The mental health effects of cocaine use have been well-documented since it was discovered to be habit-forming during the Victorian era. In fact, the current understanding of addiction itself includes a component of mental health. Additionally, people who are dealing with underlying mental health conditions often self-medicate with drugs or alcohol to try and relieve the symptoms that they are experiencing. Research into the long-term effects of cocaine also suggests that the drug can create mental health conditions where none had been present before. Those seeking cocaine addiction treatment in Boston should contact Greater Boston Addiction Centers at 877.920.6583 for more information.
Co-occurring Disorders: Mental Health and Cocaine Use
Mental health conditions are common. Millions of Americans are currently living with depression, anxiety, or some other mental health disorder. However, many people are either undiagnosed or inadequately treated for those conditions. People who live with mental health conditions that are not being properly addressed can often find themselves experiencing symptoms that are distressing and life-disrupting but with no support or way to relieve their suffering. Unfortunately, this can lead to drug or alcohol abuse. Since cocaine has a tendency to lift the mood and give energy, it can often become a drug of abuse for people with underlying mental health conditions.
Psychiatric Side Effects of Cocaine Use
In addition to being a common drug of abuse for people living with pre-existing mental health conditions, cocaine also has a number of psychiatric side effects that can occur. Even though some of these effects result from long-term use, some can occur due to cocaine intoxication, meaning that they can occur even when used only a single time. Some of these side effects are:
- Paranoid psychosis—Users lose touch with reality, becoming paranoid
- Hypervigilance—Users can be abnormally alert, much like a person with post-traumatic stress disorder might be
- Violent behavior, anger, or irritable outbursts
- Impaired judgment
Issues Related to the Long-Term Use of Cocaine
Since cocaine operates in the body by co-opting the brain’s natural pleasure/reward system, over time, that system can be damaged by cocaine use. People who stop using cocaine can experience a condition called anhedonia or an impaired ability to feel pleasure. Also, using cocaine over a long period increases a person’s risk of developing a mental health condition even if they did not previously have a history of mental health problems.
How Can Treatment for Cocaine Addiction Help?

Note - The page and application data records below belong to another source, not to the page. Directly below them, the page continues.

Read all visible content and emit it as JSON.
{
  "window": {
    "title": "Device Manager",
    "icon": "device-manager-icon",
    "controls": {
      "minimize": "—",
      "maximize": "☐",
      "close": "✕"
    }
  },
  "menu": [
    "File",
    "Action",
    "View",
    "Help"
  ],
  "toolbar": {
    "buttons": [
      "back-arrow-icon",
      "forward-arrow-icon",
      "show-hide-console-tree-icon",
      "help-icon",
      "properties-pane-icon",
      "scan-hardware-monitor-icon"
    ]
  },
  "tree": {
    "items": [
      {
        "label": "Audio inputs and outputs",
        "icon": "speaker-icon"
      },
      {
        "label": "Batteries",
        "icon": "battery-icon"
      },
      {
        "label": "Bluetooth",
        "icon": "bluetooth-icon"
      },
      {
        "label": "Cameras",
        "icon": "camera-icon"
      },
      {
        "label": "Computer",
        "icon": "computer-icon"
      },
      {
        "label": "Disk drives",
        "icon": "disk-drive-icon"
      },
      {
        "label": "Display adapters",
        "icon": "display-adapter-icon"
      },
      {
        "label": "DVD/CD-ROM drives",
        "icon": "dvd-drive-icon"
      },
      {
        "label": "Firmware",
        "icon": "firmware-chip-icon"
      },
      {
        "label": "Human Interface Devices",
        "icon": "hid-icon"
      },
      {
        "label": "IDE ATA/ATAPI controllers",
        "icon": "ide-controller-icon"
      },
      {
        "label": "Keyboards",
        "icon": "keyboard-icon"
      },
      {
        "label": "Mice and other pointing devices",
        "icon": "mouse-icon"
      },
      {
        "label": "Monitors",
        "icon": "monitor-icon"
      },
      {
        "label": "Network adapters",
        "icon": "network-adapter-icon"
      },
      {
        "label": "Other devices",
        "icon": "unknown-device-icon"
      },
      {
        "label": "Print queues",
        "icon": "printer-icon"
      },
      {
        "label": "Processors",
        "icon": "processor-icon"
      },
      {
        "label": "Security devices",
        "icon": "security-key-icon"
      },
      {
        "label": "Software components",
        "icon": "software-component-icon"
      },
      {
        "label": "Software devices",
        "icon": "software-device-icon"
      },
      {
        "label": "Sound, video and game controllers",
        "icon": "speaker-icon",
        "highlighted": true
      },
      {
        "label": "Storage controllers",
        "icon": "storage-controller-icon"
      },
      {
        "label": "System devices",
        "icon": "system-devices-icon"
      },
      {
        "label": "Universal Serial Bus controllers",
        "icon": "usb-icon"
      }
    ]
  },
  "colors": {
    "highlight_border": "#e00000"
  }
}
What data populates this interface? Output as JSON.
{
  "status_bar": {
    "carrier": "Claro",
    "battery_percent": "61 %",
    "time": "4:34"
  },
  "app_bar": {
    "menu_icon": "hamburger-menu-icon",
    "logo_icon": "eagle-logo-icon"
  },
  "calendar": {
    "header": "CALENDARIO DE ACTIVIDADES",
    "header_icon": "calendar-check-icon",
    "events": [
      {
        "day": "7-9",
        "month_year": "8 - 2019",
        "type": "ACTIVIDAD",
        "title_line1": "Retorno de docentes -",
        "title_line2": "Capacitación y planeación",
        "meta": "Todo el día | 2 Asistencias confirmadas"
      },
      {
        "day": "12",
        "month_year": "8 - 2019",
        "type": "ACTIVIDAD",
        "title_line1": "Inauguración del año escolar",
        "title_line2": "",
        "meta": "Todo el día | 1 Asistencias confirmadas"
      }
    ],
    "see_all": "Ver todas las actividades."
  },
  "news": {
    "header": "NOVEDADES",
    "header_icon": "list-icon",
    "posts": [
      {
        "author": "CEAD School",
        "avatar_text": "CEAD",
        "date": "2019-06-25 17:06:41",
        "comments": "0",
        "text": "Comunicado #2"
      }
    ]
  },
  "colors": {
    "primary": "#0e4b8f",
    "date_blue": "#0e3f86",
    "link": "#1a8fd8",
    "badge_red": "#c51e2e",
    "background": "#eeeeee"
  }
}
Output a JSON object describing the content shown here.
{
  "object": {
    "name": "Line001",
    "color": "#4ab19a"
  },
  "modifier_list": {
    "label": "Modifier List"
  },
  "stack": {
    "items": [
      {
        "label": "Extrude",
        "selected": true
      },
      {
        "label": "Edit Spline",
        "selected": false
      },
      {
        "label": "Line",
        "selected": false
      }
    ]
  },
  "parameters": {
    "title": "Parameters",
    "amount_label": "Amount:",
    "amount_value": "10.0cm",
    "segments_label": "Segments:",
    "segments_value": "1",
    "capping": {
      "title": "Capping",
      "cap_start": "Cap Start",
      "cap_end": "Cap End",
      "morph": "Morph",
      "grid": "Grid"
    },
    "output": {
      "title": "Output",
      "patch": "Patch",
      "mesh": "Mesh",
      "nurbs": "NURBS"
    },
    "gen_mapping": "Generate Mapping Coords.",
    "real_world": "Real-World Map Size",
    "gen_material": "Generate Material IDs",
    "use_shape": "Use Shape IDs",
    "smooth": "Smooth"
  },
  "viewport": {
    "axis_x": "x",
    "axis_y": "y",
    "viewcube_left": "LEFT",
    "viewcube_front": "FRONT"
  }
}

Even though the mental health impact of cocaine use can be significant, with the right treatment and support, recovery is possible. Even for those who are strongly motivated and ready to stop using cocaine, it can be difficult to do so without help. Studies show that people who receive treatment for substance abuse have much better chances of maintaining their recovery over time than those who quit on their own. Clients at cocaine addiction treatment centers receive support from medical and therapeutic staff, as well as access to peer groups that can help them reimagine their life without drugs.
Greater Boston Recovery Centers Can Help With Treatment for Cocaine Addiction
At our treatment centers, clients work with our highly trained staff of clinicians to chart a recovery course that will work best for their needs. Every person is different, and we offer a variety of programs to help our clients with whatever struggles they may have. If you or someone you care about has been battling an addiction to cocaine, reach out to us today at 877.920.6583 or via our online form.
Greater Boston Addiction Centers